Across all of the records below, determine the number of lines containing the string "placeholder"; reply with that number only.

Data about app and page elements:
☆ ☆ ☆ ☆ ☆ ☆ ☆

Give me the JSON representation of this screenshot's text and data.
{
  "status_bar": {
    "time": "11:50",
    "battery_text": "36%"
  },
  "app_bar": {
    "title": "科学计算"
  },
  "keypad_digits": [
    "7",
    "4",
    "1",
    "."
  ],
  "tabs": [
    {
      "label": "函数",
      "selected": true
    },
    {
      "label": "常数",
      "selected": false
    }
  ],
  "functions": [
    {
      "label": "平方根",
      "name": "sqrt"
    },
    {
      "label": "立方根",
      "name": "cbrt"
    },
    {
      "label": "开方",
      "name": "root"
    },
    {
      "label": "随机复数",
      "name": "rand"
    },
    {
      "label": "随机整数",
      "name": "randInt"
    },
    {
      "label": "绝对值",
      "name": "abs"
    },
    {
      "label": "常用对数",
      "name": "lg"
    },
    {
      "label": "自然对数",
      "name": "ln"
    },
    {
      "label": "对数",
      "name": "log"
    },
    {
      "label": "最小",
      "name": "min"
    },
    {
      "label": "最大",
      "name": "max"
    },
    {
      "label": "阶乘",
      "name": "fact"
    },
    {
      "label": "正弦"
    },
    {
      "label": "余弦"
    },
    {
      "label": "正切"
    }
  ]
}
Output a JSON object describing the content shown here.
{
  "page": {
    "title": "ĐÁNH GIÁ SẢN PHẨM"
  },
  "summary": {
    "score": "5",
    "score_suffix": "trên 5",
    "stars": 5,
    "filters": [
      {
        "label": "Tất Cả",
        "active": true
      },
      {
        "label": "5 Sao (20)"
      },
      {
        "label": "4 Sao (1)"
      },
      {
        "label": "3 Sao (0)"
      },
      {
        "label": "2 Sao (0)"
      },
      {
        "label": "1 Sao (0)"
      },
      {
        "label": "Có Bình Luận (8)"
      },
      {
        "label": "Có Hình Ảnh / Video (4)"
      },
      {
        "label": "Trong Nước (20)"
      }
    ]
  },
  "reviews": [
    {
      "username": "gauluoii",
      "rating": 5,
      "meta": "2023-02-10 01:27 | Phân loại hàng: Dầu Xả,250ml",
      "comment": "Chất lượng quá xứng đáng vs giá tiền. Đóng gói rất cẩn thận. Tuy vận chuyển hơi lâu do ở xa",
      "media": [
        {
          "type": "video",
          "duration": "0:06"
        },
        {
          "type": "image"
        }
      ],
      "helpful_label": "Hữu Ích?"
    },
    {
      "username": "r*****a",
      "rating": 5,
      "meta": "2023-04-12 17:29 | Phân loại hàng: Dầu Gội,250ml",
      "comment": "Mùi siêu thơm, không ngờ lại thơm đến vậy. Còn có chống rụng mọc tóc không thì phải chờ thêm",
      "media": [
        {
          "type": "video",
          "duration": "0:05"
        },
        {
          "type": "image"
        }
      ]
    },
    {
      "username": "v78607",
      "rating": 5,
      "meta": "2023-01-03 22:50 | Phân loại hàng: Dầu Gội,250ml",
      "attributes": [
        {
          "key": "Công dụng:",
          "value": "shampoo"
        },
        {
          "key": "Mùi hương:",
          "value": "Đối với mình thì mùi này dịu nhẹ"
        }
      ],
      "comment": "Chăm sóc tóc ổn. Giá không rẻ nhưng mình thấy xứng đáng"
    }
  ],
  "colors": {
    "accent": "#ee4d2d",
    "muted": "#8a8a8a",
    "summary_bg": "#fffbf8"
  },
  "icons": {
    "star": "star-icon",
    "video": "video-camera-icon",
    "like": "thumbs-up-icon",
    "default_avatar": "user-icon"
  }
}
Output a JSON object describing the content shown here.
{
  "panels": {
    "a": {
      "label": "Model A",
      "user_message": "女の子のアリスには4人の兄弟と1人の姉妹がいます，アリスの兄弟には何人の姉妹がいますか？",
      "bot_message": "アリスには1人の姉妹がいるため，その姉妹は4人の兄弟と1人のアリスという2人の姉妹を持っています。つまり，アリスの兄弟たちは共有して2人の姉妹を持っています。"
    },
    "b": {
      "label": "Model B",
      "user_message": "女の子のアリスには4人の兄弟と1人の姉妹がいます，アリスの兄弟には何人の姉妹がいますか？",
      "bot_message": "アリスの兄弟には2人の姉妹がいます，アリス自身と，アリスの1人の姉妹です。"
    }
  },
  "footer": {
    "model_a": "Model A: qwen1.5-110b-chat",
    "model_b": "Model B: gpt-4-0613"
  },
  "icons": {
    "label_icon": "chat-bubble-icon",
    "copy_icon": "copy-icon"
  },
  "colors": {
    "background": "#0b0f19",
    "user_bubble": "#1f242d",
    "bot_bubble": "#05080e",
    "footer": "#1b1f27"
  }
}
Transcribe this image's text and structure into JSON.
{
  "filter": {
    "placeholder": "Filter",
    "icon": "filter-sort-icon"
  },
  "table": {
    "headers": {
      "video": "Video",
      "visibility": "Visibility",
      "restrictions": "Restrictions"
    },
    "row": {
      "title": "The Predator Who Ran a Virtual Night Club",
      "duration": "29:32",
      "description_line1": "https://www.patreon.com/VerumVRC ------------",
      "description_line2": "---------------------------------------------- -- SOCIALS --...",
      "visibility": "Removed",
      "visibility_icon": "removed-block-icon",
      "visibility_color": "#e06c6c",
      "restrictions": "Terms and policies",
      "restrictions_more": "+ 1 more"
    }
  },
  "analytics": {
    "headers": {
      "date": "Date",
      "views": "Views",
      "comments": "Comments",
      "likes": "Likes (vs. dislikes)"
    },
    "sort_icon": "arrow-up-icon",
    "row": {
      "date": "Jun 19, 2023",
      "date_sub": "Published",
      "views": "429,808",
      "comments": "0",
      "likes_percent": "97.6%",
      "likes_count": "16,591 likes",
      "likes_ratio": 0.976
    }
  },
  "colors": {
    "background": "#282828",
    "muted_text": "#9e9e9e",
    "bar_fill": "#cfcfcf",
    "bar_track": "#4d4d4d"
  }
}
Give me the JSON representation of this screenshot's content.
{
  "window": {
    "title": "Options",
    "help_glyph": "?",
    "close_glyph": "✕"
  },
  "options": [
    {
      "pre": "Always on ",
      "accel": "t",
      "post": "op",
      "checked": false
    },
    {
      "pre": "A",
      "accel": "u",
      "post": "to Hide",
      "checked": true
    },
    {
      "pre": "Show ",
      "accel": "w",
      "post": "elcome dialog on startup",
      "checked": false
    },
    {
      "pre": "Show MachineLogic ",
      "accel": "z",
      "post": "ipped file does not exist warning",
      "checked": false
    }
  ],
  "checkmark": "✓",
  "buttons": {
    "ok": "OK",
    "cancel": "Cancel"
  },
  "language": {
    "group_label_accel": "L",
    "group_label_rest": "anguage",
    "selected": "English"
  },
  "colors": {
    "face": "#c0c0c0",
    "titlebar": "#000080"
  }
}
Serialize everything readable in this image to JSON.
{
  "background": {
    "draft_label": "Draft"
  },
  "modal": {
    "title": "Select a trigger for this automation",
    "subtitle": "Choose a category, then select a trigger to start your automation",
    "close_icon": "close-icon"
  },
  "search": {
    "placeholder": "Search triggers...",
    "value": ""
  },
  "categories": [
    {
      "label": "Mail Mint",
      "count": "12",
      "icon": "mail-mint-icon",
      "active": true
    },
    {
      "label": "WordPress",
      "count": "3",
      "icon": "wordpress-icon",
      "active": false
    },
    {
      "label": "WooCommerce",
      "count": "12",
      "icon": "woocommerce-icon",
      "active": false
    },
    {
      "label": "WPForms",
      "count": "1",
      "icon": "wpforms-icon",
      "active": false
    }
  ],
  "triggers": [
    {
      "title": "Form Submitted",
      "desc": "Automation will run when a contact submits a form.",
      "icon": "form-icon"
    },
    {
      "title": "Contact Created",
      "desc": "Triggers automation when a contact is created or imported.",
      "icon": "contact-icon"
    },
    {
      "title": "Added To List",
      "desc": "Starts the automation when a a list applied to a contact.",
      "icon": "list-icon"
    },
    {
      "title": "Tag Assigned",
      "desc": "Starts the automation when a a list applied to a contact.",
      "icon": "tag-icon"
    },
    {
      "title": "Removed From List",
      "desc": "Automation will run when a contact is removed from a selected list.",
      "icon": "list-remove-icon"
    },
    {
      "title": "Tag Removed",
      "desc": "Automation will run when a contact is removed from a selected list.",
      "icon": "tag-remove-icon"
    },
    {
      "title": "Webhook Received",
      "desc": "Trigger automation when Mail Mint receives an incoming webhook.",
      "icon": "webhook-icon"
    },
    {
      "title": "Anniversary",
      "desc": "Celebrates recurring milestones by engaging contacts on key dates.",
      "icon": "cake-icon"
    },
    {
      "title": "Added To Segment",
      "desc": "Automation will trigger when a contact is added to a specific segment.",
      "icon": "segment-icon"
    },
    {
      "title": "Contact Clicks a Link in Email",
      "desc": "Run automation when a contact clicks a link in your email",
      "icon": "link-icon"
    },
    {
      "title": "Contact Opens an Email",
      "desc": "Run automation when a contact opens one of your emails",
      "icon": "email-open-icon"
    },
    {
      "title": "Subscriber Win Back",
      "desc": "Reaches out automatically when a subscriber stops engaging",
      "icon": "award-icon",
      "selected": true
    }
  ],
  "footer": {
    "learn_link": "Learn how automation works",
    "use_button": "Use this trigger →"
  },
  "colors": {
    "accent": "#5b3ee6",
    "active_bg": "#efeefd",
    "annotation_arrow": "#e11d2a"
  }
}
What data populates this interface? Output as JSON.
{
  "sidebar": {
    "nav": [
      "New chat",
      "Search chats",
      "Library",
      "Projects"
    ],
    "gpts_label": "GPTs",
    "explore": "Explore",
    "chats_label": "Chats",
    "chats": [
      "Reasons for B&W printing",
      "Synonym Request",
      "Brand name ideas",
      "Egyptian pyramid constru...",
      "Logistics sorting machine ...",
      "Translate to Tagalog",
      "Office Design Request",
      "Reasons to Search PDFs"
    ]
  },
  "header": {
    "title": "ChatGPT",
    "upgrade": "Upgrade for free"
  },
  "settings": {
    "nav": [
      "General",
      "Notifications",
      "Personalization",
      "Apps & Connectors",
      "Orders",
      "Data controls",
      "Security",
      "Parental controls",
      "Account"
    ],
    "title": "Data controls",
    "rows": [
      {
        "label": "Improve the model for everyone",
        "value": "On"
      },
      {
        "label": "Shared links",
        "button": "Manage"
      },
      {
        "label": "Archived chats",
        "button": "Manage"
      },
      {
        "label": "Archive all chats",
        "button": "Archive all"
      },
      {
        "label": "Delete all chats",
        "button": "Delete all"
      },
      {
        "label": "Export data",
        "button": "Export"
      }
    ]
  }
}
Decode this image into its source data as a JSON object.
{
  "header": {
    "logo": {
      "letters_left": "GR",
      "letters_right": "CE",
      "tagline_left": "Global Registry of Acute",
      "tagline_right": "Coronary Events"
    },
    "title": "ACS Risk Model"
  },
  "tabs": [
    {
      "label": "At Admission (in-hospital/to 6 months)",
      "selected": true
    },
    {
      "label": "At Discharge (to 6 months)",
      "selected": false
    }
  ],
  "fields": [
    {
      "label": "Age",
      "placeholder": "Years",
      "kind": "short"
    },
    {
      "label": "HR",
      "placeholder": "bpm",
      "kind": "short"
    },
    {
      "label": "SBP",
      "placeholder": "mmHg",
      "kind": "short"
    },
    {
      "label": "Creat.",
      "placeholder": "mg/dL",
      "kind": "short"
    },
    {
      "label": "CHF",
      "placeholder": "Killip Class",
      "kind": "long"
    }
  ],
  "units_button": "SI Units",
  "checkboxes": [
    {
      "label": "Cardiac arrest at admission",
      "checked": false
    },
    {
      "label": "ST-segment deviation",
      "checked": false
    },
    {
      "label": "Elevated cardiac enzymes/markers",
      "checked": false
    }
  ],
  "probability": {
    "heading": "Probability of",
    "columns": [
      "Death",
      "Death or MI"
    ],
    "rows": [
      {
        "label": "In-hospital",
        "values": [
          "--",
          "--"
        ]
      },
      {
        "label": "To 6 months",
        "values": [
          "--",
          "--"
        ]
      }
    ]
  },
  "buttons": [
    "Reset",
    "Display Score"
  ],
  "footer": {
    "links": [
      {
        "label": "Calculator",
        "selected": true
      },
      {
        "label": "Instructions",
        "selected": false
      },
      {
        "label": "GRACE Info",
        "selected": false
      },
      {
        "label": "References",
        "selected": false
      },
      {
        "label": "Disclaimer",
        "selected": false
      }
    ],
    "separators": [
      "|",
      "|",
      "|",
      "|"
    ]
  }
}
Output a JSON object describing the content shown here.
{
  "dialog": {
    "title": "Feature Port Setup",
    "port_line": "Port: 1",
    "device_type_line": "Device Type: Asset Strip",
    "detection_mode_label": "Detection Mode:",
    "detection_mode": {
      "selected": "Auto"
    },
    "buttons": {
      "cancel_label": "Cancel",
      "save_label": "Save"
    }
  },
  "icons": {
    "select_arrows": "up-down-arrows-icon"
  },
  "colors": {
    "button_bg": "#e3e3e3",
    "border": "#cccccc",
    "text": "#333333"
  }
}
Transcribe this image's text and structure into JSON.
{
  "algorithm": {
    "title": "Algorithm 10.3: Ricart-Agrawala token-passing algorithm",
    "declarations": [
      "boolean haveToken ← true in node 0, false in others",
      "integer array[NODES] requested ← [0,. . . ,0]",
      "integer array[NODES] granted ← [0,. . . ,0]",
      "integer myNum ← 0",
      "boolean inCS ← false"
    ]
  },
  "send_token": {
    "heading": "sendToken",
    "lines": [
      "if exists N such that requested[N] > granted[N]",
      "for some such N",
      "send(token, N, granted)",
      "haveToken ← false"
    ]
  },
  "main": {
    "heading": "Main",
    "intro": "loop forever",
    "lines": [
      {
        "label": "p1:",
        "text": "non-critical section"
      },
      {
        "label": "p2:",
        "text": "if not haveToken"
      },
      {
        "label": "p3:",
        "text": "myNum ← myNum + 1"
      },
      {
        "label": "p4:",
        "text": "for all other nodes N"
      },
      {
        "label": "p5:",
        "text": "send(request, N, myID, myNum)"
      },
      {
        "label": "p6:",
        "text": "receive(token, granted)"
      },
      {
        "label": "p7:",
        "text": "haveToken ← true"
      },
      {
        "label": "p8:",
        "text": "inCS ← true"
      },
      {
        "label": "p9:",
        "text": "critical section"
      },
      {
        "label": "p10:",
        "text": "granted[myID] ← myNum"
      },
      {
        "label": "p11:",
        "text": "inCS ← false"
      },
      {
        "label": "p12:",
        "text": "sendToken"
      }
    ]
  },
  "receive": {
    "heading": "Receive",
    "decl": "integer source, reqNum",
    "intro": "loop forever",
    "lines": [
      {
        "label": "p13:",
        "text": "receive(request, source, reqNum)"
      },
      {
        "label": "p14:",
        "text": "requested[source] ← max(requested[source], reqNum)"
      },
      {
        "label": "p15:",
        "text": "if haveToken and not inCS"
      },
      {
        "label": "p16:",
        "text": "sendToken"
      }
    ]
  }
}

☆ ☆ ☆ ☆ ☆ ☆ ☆

Task output:
7